**YOUR TASK**:
Exactly as written, return every line of the data below apart from the pictures.

DATA PROVIDED Block Start

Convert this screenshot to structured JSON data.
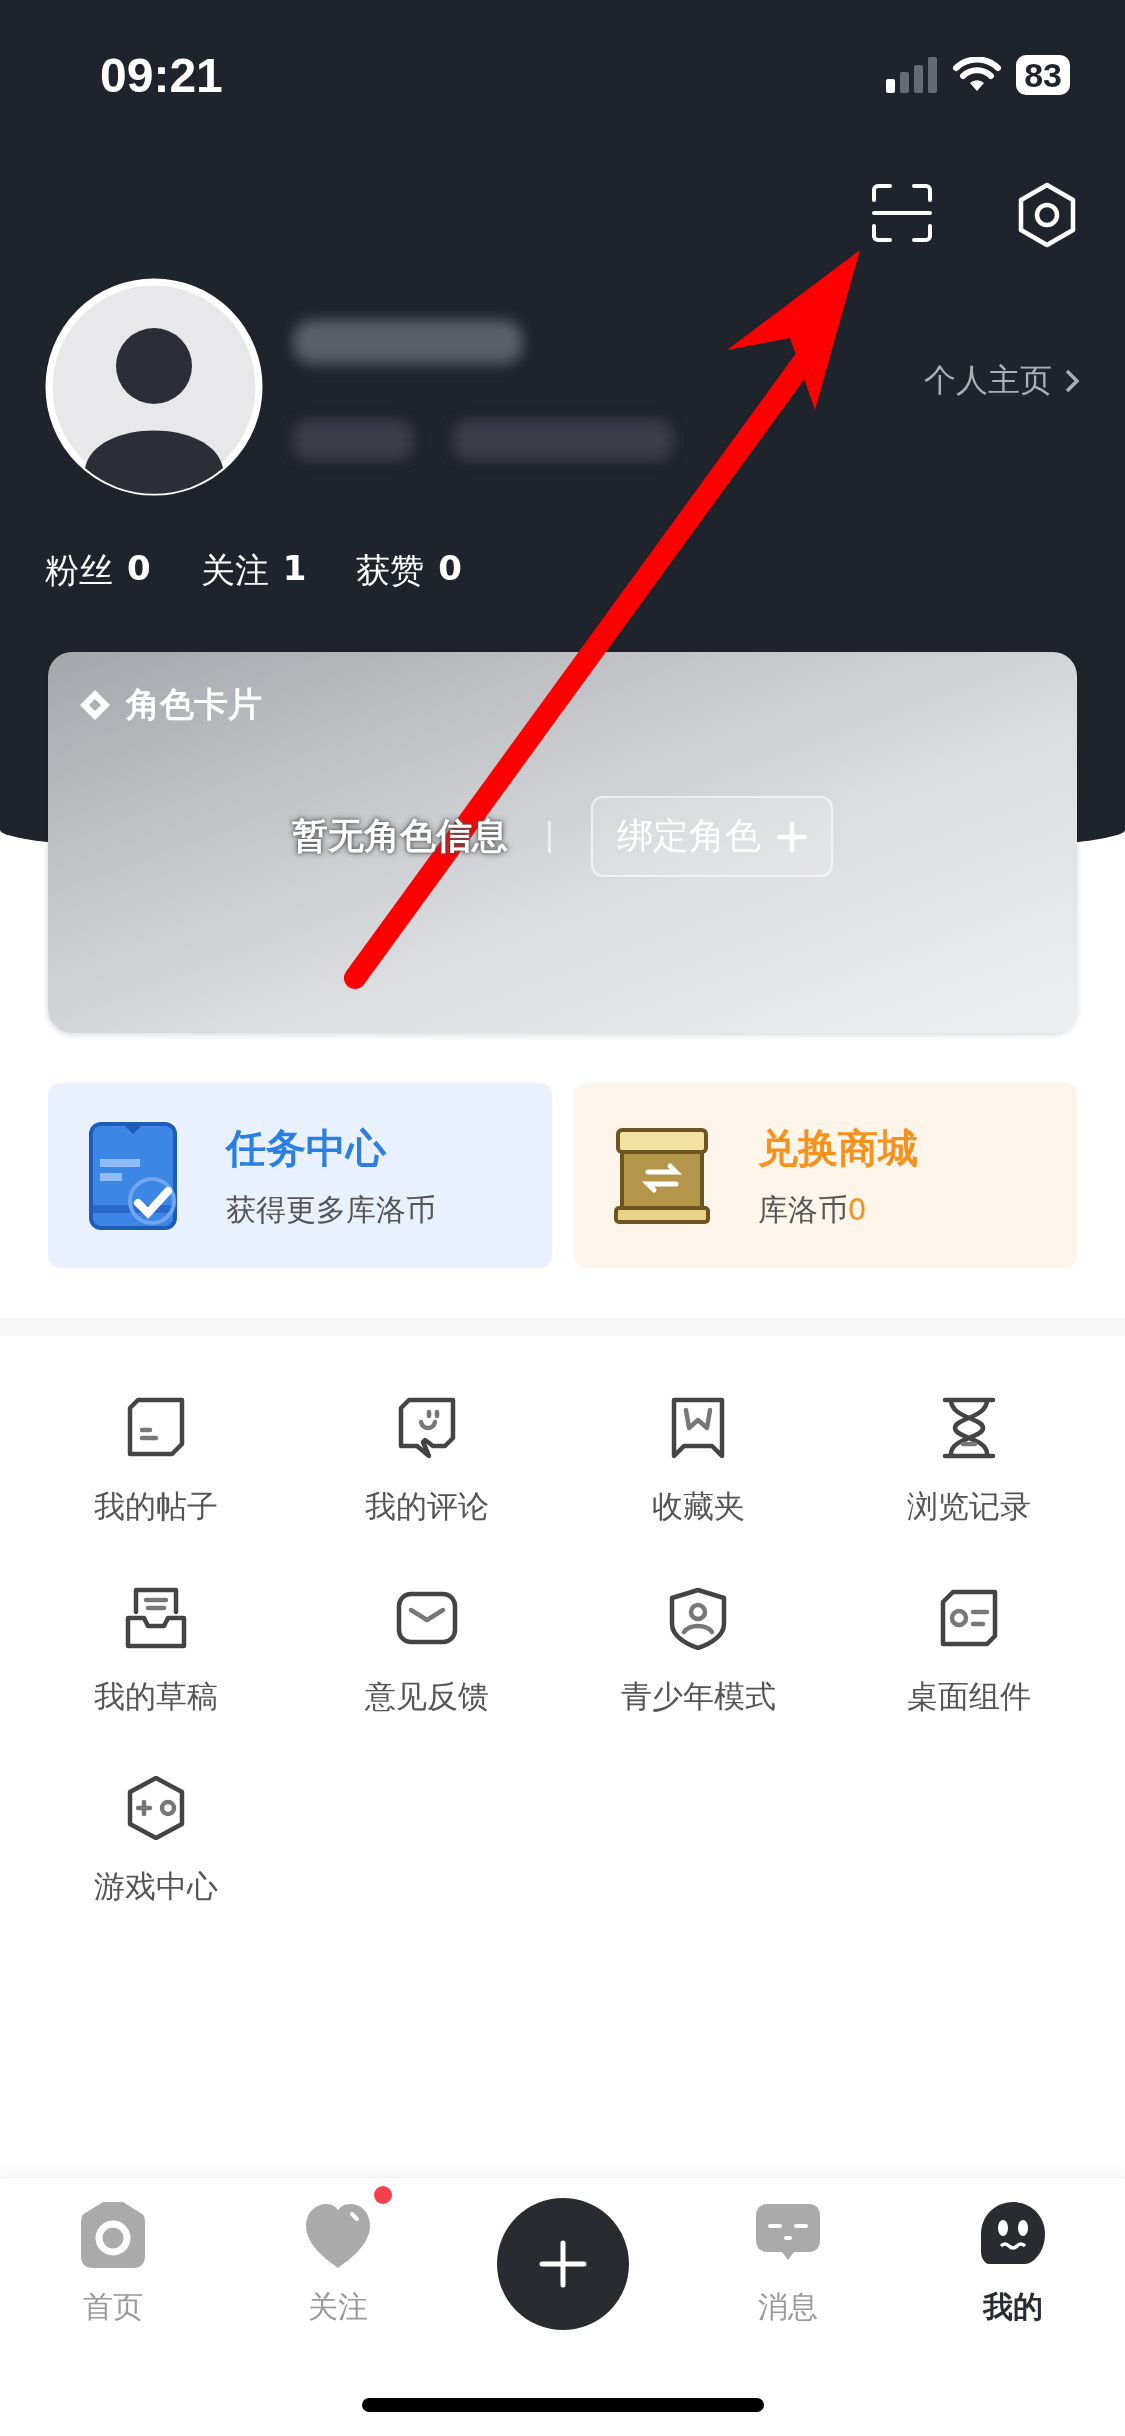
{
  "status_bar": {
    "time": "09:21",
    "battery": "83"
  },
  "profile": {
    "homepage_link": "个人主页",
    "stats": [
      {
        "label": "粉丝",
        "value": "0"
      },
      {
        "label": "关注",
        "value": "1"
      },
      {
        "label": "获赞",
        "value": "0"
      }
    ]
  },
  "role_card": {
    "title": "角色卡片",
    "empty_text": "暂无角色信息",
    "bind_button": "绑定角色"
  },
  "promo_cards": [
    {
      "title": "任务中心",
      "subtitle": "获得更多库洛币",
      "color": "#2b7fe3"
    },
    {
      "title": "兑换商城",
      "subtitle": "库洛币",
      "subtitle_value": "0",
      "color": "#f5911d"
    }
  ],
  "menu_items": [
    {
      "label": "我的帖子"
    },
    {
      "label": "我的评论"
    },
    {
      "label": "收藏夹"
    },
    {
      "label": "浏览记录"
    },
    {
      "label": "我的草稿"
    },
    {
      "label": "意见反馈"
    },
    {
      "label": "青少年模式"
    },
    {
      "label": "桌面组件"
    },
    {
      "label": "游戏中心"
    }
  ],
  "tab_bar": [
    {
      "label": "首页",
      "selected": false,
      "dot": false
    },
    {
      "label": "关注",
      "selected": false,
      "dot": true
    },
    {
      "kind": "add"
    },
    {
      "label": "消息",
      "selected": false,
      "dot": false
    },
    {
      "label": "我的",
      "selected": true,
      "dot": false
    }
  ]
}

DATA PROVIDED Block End

**SOLUTION**:
Convert this screenshot to structured JSON data.
{
  "status_bar": {
    "time": "09:21",
    "battery": "83"
  },
  "profile": {
    "homepage_link": "个人主页",
    "stats": [
      {
        "label": "粉丝",
        "value": "0"
      },
      {
        "label": "关注",
        "value": "1"
      },
      {
        "label": "获赞",
        "value": "0"
      }
    ]
  },
  "role_card": {
    "title": "角色卡片",
    "empty_text": "暂无角色信息",
    "bind_button": "绑定角色"
  },
  "promo_cards": [
    {
      "title": "任务中心",
      "subtitle": "获得更多库洛币",
      "color": "#2b7fe3"
    },
    {
      "title": "兑换商城",
      "subtitle": "库洛币",
      "subtitle_value": "0",
      "color": "#f5911d"
    }
  ],
  "menu_items": [
    {
      "label": "我的帖子"
    },
    {
      "label": "我的评论"
    },
    {
      "label": "收藏夹"
    },
    {
      "label": "浏览记录"
    },
    {
      "label": "我的草稿"
    },
    {
      "label": "意见反馈"
    },
    {
      "label": "青少年模式"
    },
    {
      "label": "桌面组件"
    },
    {
      "label": "游戏中心"
    }
  ],
  "tab_bar": [
    {
      "label": "首页",
      "selected": false,
      "dot": false
    },
    {
      "label": "关注",
      "selected": false,
      "dot": true
    },
    {
      "kind": "add"
    },
    {
      "label": "消息",
      "selected": false,
      "dot": false
    },
    {
      "label": "我的",
      "selected": true,
      "dot": false
    }
  ]
}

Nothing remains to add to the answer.